People’s preferences, technology, and environment, and culture inevitably change from year to year. That is why companies need to keep up with the times, track trends and adapt to new realities. It is well-known there are two types of companies – the ones that change and those that disappear. Thus, Kodak’s famous management case demonstrates the cost of neglecting change in the world. Intoxicated by its success, the company staked on the takeover of small businesses without noticing the flourishing of technology.
Marketing intelligence is an instrument designed to keep a company informed about the environment that affects the company’s activity. This is a continuing process based on particular procedures to collect essential information about alterations in the company’s marketing environment. For instance, this tool is necessary to develop marketing plans and solutions and make appropriate adjustments. Marketing intelligence does not exist as a stand-alone activity or as a specific function of an organization. Marketing intelligence is an integral part of the complex management decision-making process in response to challenges from the external environment. It should be considered one of the stages of the decision-making process by the organization’s management. Collecting information about the influence of environmental factors is associated with finding a solution to any specific problem facing the organization. The news promptly delivered to the management allows the problem to be recognized in time. A timely recognized problem enables leaders to move on to the process of searching for options for possible solutions.
Most marketing managers use internal sources of information – these are working materials and firm archives from which information can be extracted to assess the current marketing situation and marketing problems. The external data a firm is interested in can be divided into three categories: 1) information about the macro environment; 2) information about competitors; 3) information about various innovations and trends. This information can be granted by a hired external agency or another enterprise within a companies’ framework.

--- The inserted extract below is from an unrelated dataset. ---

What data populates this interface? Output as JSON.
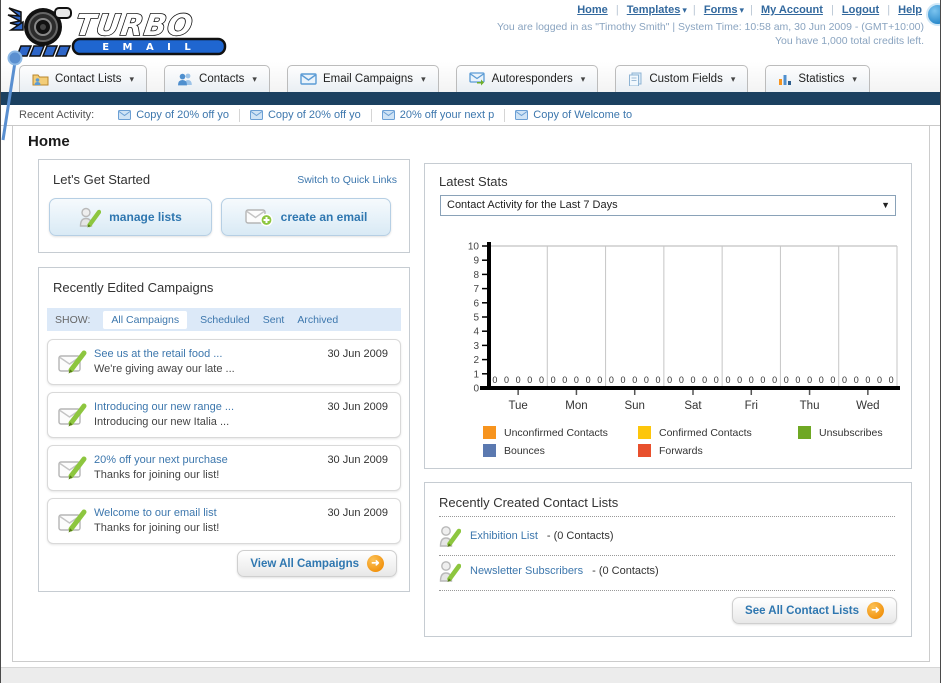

Many large companies today have dedicated departments to collect and process marketing intelligence. Employees of these departments look through publications, select news about markets, products, consumers that are important for the company, and send reviews to marketing managers. Marketing intelligence is an essential element of change management in any company that ensures its ability to react quickly when the environment or customer’s preferences are changing.